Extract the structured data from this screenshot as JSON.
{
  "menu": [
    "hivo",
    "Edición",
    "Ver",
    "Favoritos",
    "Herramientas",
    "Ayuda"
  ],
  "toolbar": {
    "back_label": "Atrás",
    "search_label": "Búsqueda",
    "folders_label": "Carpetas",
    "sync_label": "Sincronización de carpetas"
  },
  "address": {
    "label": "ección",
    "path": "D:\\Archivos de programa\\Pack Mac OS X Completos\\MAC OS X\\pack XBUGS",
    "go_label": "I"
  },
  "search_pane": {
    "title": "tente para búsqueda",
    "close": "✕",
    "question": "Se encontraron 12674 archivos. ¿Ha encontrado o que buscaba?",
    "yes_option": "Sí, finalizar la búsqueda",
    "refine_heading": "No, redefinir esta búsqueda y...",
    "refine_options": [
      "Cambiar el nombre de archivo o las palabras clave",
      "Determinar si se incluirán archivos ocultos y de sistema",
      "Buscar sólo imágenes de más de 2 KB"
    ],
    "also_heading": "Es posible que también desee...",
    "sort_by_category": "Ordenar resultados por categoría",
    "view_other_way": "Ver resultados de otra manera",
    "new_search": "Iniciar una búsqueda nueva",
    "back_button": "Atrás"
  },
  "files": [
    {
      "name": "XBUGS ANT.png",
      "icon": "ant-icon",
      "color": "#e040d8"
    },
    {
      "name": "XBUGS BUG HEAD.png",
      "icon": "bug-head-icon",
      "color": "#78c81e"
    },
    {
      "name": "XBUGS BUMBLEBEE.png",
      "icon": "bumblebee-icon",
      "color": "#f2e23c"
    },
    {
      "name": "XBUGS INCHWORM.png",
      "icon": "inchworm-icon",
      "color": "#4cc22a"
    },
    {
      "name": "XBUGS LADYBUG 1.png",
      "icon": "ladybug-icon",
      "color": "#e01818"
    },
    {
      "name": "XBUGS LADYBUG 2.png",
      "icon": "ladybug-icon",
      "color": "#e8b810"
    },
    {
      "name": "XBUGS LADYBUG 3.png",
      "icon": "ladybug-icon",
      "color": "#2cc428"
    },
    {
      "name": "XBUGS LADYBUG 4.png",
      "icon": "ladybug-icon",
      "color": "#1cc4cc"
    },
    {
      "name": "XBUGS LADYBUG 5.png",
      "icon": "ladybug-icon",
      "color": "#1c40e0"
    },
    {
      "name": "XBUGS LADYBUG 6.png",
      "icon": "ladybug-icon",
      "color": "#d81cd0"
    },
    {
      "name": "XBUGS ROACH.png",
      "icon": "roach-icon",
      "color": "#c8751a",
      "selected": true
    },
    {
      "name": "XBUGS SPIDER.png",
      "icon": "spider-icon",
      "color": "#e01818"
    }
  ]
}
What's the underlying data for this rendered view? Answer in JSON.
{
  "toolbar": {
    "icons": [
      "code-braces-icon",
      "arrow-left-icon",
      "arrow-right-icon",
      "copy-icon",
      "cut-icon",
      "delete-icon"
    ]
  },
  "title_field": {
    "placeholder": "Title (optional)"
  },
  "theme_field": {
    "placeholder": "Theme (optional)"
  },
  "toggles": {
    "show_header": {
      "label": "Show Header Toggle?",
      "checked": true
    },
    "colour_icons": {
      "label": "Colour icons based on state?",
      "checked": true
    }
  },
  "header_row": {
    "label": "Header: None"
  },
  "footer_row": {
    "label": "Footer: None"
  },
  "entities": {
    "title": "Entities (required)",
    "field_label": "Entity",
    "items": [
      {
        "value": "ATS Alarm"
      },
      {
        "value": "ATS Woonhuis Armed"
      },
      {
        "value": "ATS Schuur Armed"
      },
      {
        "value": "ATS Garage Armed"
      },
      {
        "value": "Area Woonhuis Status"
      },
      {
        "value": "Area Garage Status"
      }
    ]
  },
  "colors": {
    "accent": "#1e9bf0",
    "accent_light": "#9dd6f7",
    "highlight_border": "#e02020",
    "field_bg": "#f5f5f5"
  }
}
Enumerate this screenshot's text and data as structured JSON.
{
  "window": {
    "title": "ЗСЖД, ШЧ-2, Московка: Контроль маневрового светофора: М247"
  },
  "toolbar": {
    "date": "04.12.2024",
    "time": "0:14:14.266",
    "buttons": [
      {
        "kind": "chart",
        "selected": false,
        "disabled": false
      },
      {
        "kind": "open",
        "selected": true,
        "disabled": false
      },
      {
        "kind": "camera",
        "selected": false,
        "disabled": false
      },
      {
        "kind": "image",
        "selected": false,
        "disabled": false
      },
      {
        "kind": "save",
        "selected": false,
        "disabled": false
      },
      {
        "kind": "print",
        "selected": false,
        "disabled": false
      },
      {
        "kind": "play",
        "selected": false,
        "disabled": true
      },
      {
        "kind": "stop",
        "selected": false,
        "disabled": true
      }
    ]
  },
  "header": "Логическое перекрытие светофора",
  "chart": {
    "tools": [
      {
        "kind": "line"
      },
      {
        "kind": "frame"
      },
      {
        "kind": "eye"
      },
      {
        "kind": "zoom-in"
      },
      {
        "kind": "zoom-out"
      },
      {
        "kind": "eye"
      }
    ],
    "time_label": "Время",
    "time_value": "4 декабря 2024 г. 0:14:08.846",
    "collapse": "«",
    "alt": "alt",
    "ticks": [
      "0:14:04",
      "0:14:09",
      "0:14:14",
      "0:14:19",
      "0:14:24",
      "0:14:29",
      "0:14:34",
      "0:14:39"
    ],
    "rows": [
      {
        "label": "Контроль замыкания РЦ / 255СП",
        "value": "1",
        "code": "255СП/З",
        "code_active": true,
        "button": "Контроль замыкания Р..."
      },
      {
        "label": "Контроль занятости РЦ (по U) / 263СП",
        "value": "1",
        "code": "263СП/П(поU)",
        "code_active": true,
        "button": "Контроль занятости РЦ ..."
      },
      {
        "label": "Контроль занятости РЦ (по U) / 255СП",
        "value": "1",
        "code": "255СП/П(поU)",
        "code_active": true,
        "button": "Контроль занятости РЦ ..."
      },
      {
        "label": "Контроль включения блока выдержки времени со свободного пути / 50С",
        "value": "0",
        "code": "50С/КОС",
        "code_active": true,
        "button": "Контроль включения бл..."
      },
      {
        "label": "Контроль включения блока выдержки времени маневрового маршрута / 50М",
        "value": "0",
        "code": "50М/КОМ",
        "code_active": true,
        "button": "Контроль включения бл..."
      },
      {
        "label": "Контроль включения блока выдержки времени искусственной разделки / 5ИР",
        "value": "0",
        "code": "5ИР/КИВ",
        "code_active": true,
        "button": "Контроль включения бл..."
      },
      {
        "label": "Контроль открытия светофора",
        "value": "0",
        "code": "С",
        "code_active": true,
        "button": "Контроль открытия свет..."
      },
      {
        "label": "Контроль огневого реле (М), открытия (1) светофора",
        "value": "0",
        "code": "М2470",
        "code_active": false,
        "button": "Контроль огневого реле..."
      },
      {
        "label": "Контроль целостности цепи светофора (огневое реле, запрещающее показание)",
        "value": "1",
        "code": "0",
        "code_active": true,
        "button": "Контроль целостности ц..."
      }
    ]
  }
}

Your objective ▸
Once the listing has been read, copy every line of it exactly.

Written response ▸
Extract the structured data from this screenshot as JSON.
{
  "menu": [
    "hivo",
    "Edición",
    "Ver",
    "Favoritos",
    "Herramientas",
    "Ayuda"
  ],
  "toolbar": {
    "back_label": "Atrás",
    "search_label": "Búsqueda",
    "folders_label": "Carpetas",
    "sync_label": "Sincronización de carpetas"
  },
  "address": {
    "label": "ección",
    "path": "D:\\Archivos de programa\\Pack Mac OS X Completos\\MAC OS X\\pack XBUGS",
    "go_label": "I"
  },
  "search_pane": {
    "title": "tente para búsqueda",
    "close": "✕",
    "question": "Se encontraron 12674 archivos. ¿Ha encontrado o que buscaba?",
    "yes_option": "Sí, finalizar la búsqueda",
    "refine_heading": "No, redefinir esta búsqueda y...",
    "refine_options": [
      "Cambiar el nombre de archivo o las palabras clave",
      "Determinar si se incluirán archivos ocultos y de sistema",
      "Buscar sólo imágenes de más de 2 KB"
    ],
    "also_heading": "Es posible que también desee...",
    "sort_by_category": "Ordenar resultados por categoría",
    "view_other_way": "Ver resultados de otra manera",
    "new_search": "Iniciar una búsqueda nueva",
    "back_button": "Atrás"
  },
  "files": [
    {
      "name": "XBUGS ANT.png",
      "icon": "ant-icon",
      "color": "#e040d8"
    },
    {
      "name": "XBUGS BUG HEAD.png",
      "icon": "bug-head-icon",
      "color": "#78c81e"
    },
    {
      "name": "XBUGS BUMBLEBEE.png",
      "icon": "bumblebee-icon",
      "color": "#f2e23c"
    },
    {
      "name": "XBUGS INCHWORM.png",
      "icon": "inchworm-icon",
      "color": "#4cc22a"
    },
    {
      "name": "XBUGS LADYBUG 1.png",
      "icon": "ladybug-icon",
      "color": "#e01818"
    },
    {
      "name": "XBUGS LADYBUG 2.png",
      "icon": "ladybug-icon",
      "color": "#e8b810"
    },
    {
      "name": "XBUGS LADYBUG 3.png",
      "icon": "ladybug-icon",
      "color": "#2cc428"
    },
    {
      "name": "XBUGS LADYBUG 4.png",
      "icon": "ladybug-icon",
      "color": "#1cc4cc"
    },
    {
      "name": "XBUGS LADYBUG 5.png",
      "icon": "ladybug-icon",
      "color": "#1c40e0"
    },
    {
      "name": "XBUGS LADYBUG 6.png",
      "icon": "ladybug-icon",
      "color": "#d81cd0"
    },
    {
      "name": "XBUGS ROACH.png",
      "icon": "roach-icon",
      "color": "#c8751a",
      "selected": true
    },
    {
      "name": "XBUGS SPIDER.png",
      "icon": "spider-icon",
      "color": "#e01818"
    }
  ]
}
What's the underlying data for this rendered view? Answer in JSON.
{
  "toolbar": {
    "icons": [
      "code-braces-icon",
      "arrow-left-icon",
      "arrow-right-icon",
      "copy-icon",
      "cut-icon",
      "delete-icon"
    ]
  },
  "title_field": {
    "placeholder": "Title (optional)"
  },
  "theme_field": {
    "placeholder": "Theme (optional)"
  },
  "toggles": {
    "show_header": {
      "label": "Show Header Toggle?",
      "checked": true
    },
    "colour_icons": {
      "label": "Colour icons based on state?",
      "checked": true
    }
  },
  "header_row": {
    "label": "Header: None"
  },
  "footer_row": {
    "label": "Footer: None"
  },
  "entities": {
    "title": "Entities (required)",
    "field_label": "Entity",
    "items": [
      {
        "value": "ATS Alarm"
      },
      {
        "value": "ATS Woonhuis Armed"
      },
      {
        "value": "ATS Schuur Armed"
      },
      {
        "value": "ATS Garage Armed"
      },
      {
        "value": "Area Woonhuis Status"
      },
      {
        "value": "Area Garage Status"
      }
    ]
  },
  "colors": {
    "accent": "#1e9bf0",
    "accent_light": "#9dd6f7",
    "highlight_border": "#e02020",
    "field_bg": "#f5f5f5"
  }
}
Enumerate this screenshot's text and data as structured JSON.
{
  "window": {
    "title": "ЗСЖД, ШЧ-2, Московка: Контроль маневрового светофора: М247"
  },
  "toolbar": {
    "date": "04.12.2024",
    "time": "0:14:14.266",
    "buttons": [
      {
        "kind": "chart",
        "selected": false,
        "disabled": false
      },
      {
        "kind": "open",
        "selected": true,
        "disabled": false
      },
      {
        "kind": "camera",
        "selected": false,
        "disabled": false
      },
      {
        "kind": "image",
        "selected": false,
        "disabled": false
      },
      {
        "kind": "save",
        "selected": false,
        "disabled": false
      },
      {
        "kind": "print",
        "selected": false,
        "disabled": false
      },
      {
        "kind": "play",
        "selected": false,
        "disabled": true
      },
      {
        "kind": "stop",
        "selected": false,
        "disabled": true
      }
    ]
  },
  "header": "Логическое перекрытие светофора",
  "chart": {
    "tools": [
      {
        "kind": "line"
      },
      {
        "kind": "frame"
      },
      {
        "kind": "eye"
      },
      {
        "kind": "zoom-in"
      },
      {
        "kind": "zoom-out"
      },
      {
        "kind": "eye"
      }
    ],
    "time_label": "Время",
    "time_value": "4 декабря 2024 г. 0:14:08.846",
    "collapse": "«",
    "alt": "alt",
    "ticks": [
      "0:14:04",
      "0:14:09",
      "0:14:14",
      "0:14:19",
      "0:14:24",
      "0:14:29",
      "0:14:34",
      "0:14:39"
    ],
    "rows": [
      {
        "label": "Контроль замыкания РЦ / 255СП",
        "value": "1",
        "code": "255СП/З",
        "code_active": true,
        "button": "Контроль замыкания Р..."
      },
      {
        "label": "Контроль занятости РЦ (по U) / 263СП",
        "value": "1",
        "code": "263СП/П(поU)",
        "code_active": true,
        "button": "Контроль занятости РЦ ..."
      },
      {
        "label": "Контроль занятости РЦ (по U) / 255СП",
        "value": "1",
        "code": "255СП/П(поU)",
        "code_active": true,
        "button": "Контроль занятости РЦ ..."
      },
      {
        "label": "Контроль включения блока выдержки времени со свободного пути / 50С",
        "value": "0",
        "code": "50С/КОС",
        "code_active": true,
        "button": "Контроль включения бл..."
      },
      {
        "label": "Контроль включения блока выдержки времени маневрового маршрута / 50М",
        "value": "0",
        "code": "50М/КОМ",
        "code_active": true,
        "button": "Контроль включения бл..."
      },
      {
        "label": "Контроль включения блока выдержки времени искусственной разделки / 5ИР",
        "value": "0",
        "code": "5ИР/КИВ",
        "code_active": true,
        "button": "Контроль включения бл..."
      },
      {
        "label": "Контроль открытия светофора",
        "value": "0",
        "code": "С",
        "code_active": true,
        "button": "Контроль открытия свет..."
      },
      {
        "label": "Контроль огневого реле (М), открытия (1) светофора",
        "value": "0",
        "code": "М2470",
        "code_active": false,
        "button": "Контроль огневого реле..."
      },
      {
        "label": "Контроль целостности цепи светофора (огневое реле, запрещающее показание)",
        "value": "1",
        "code": "0",
        "code_active": true,
        "button": "Контроль целостности ц..."
      }
    ]
  }
}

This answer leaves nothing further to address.